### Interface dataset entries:
§ §
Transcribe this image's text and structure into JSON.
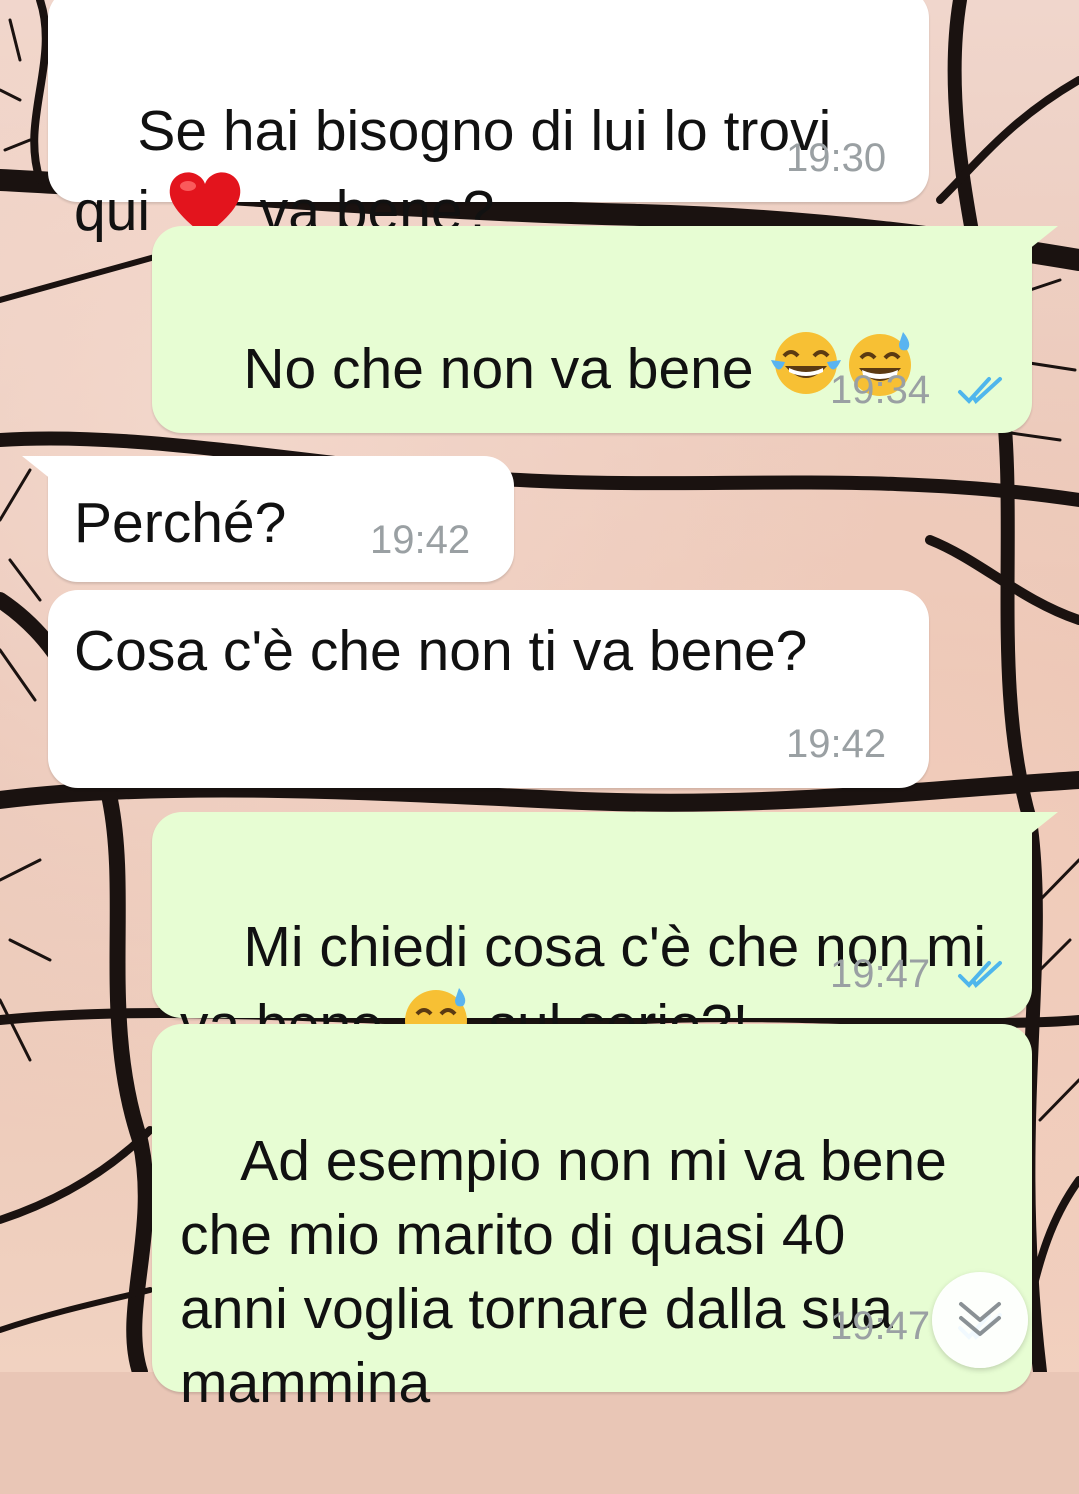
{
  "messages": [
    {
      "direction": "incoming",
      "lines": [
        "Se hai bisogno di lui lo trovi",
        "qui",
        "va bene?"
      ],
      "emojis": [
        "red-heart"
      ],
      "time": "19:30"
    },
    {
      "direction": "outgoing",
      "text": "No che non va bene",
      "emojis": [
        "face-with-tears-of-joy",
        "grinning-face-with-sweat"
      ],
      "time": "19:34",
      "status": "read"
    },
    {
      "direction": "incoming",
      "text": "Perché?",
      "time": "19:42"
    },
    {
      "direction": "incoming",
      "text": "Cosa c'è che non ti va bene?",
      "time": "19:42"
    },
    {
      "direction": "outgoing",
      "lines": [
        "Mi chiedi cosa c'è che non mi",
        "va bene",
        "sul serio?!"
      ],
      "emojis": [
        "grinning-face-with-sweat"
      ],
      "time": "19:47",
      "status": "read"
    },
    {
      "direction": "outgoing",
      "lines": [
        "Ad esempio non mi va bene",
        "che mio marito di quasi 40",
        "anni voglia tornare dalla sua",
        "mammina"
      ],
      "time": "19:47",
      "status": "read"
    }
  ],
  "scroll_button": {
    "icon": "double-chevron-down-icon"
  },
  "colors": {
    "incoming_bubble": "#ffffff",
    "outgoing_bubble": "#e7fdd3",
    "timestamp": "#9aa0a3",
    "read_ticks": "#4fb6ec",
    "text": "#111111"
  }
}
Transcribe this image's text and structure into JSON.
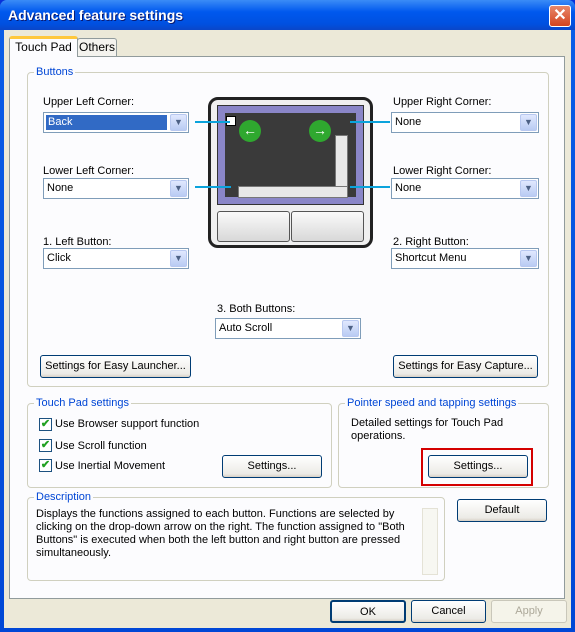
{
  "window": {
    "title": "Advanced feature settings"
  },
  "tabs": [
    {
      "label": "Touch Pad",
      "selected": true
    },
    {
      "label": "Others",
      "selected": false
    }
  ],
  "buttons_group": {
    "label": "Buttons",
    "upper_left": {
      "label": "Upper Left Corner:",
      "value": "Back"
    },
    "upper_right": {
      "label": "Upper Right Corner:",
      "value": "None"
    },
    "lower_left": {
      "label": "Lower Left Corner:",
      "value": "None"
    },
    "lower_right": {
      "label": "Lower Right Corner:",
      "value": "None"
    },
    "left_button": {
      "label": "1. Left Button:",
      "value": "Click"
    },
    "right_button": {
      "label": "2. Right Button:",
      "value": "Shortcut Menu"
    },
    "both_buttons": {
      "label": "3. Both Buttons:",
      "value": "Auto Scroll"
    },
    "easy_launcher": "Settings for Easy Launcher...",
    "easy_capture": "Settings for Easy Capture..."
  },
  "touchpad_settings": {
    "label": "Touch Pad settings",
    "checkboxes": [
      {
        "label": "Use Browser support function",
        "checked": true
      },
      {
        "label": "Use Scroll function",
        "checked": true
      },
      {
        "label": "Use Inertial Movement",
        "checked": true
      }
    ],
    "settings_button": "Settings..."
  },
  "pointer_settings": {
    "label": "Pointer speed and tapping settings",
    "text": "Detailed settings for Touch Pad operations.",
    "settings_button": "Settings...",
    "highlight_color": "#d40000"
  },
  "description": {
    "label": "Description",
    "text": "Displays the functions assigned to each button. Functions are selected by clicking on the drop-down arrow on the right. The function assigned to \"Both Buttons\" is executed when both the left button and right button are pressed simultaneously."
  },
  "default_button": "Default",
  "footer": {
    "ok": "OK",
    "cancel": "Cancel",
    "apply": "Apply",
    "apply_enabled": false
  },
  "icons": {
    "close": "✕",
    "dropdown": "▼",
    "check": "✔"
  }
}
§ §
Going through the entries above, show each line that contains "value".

      "value": "Back"
      "value": "None"
      "value": "None"
      "value": "None"
      "value": "Click"
      "value": "Shortcut Menu"
      "value": "Auto Scroll"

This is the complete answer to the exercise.